noun, plural: melanosomes
A melanosome is an organelle of a pigment cell, such as a melanocyte. A melanocyte is a pigment cell that produces melanin, a natural pigment responsible for the color of skin, hair, eyes, etc. Melanin is synthesized and stored within the melanosome. Melanogenesis is the process of producing melanin. Producing melanin is important since it is a means of the body to protect the underlying skin layer such as the hypodermis from adverse effects (e.g. DNA photodamage) of UV-B light exposure. The black (or dark brown) pigment allows the absorption of the majority of the UV-B light passing through the skin layer.1 Thus, increased exposure to UV-B radiation leads to heightened melanogenesis.
Melanosomes are elongated organelles and resemble sausage or cigar in shape. They may reach up to 500 nm in length. The organelle is bounded by a bilipid membrane. Some melanosomes are capable of movement within the melanocyte. They do so by forming pseudopodia that aid in their movement within the cell in response to UV light (photoprotective function).
Word origin: Greek melas ("black, dark")

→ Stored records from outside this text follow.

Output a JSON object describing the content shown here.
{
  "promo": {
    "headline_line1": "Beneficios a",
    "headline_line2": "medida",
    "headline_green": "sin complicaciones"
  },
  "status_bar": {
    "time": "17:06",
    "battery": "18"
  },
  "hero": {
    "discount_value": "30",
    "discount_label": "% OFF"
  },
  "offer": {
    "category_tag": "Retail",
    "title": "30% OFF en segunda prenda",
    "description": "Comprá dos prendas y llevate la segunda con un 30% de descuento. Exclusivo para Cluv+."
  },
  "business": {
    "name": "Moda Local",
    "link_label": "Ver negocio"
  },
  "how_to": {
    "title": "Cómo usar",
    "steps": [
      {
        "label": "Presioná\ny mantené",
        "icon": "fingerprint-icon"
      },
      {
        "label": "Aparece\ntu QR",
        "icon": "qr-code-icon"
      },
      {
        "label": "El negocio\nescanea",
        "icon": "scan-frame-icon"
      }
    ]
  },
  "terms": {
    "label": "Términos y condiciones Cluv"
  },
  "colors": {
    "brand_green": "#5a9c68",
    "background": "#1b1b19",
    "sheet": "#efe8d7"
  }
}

1 Agar, N. & Young, A. R. (2005). "Melanogenesis: a photoprotective response to DNA damage?". Mutation Research. 571 (1–2): 121–32.